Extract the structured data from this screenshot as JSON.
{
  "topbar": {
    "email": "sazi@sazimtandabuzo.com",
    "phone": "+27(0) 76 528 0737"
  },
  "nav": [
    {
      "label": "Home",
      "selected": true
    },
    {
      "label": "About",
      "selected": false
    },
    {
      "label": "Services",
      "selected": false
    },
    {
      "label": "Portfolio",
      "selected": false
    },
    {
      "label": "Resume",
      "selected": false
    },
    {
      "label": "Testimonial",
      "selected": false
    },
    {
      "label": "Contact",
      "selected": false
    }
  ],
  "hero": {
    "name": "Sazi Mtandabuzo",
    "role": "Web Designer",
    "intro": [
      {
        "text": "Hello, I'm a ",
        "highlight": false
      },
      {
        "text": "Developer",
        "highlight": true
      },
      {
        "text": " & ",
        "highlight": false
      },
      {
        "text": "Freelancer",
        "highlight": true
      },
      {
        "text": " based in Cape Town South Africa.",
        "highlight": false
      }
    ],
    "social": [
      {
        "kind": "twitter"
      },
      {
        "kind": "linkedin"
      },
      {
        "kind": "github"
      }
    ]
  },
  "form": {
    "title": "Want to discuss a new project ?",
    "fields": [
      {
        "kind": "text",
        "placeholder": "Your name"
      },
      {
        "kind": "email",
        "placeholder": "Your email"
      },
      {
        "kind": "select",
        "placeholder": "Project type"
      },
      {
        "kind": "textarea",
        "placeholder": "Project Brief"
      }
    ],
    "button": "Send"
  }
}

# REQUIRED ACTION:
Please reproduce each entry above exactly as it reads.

# TASK OUTPUT:
Extract the structured data from this screenshot as JSON.
{
  "topbar": {
    "email": "sazi@sazimtandabuzo.com",
    "phone": "+27(0) 76 528 0737"
  },
  "nav": [
    {
      "label": "Home",
      "selected": true
    },
    {
      "label": "About",
      "selected": false
    },
    {
      "label": "Services",
      "selected": false
    },
    {
      "label": "Portfolio",
      "selected": false
    },
    {
      "label": "Resume",
      "selected": false
    },
    {
      "label": "Testimonial",
      "selected": false
    },
    {
      "label": "Contact",
      "selected": false
    }
  ],
  "hero": {
    "name": "Sazi Mtandabuzo",
    "role": "Web Designer",
    "intro": [
      {
        "text": "Hello, I'm a ",
        "highlight": false
      },
      {
        "text": "Developer",
        "highlight": true
      },
      {
        "text": " & ",
        "highlight": false
      },
      {
        "text": "Freelancer",
        "highlight": true
      },
      {
        "text": " based in Cape Town South Africa.",
        "highlight": false
      }
    ],
    "social": [
      {
        "kind": "twitter"
      },
      {
        "kind": "linkedin"
      },
      {
        "kind": "github"
      }
    ]
  },
  "form": {
    "title": "Want to discuss a new project ?",
    "fields": [
      {
        "kind": "text",
        "placeholder": "Your name"
      },
      {
        "kind": "email",
        "placeholder": "Your email"
      },
      {
        "kind": "select",
        "placeholder": "Project type"
      },
      {
        "kind": "textarea",
        "placeholder": "Project Brief"
      }
    ],
    "button": "Send"
  }
}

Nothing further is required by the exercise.